The first Arts x Tech Lab [a 2021 partnership between the NAC and Keio-NUS CUTE Center], for example, aimed to encourage arts practitioners to explore the possibilities of integrating technology into their practices. Some good ideas were presented.
Question is: How are artists exploiting technology to change their practice or how they present the work?
Also, how do we use technology to help artists become more efficient, productive, and sustainable operationally? For example, the NAC-UOB Acceleration Programme for the Arts.
Lastly, how do we use tech to reach out to audiences? One barrier to consumption is the audiences not knowing about the arts programmes, as the information is sporadic across multiple websites.
It’s more than just a marketing problem. We want to use technology to provide semi-curated event recommendations for the audience, such as with the CATCH beta site.
Popspoken: NAC is about to release the SG Arts Plan 2.0. Which is the most surprising takeaway to you?
Something I find very encouraging is the public’s response to the Arts Plan. To our pleasant surprise, we received more than 2,000 responses in our engagements with the public.
One key takeaway is that the public feel that the arts play a key role in bringing the community together, and they want more access to the arts. It’s important for the NAC, for the arts sector, and for the arts community to know that this is what the public is looking for.
POPSPOKEN’S RAPID-FIRE QUESTIONS WITH ENG TEONG:
Do you prefer to start your day with tea or coffee?
Three words to describe your role as NAC’s CEO.
Conductor, connector, collaborator.
Complete this sentence: Without art, our lives would be…
Where do you feel most inspired?
At an art studio.
What kind of art, or a specific artist, are you drawn to?
I like to read Milan Kundera’s works, such as Slowness.

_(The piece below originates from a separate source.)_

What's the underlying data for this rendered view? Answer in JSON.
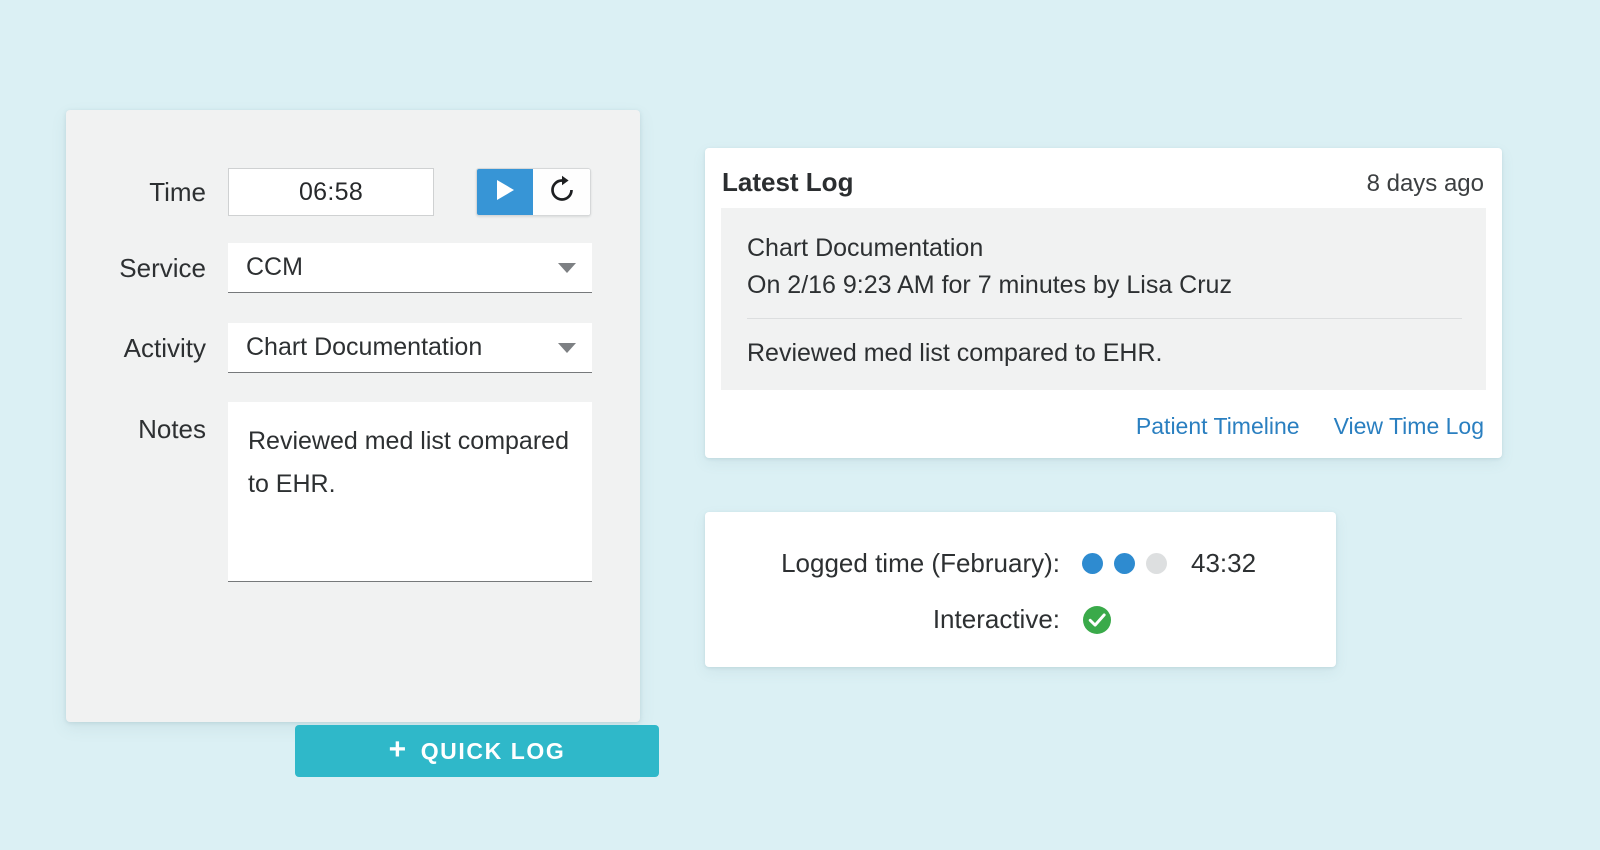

When you’re not working, how do you spend your time?
Appreciate art at galleries.
What advice would you give to artists who are just starting out?
Art-making is for the long haul.
What was your favourite subject at school?
What talent would you most like to have?
Talent with words.
When you were little, what did you want to be when you grew up?
If you weren’t NAC CEO, what would your dream job be?
A socially-engaged artist.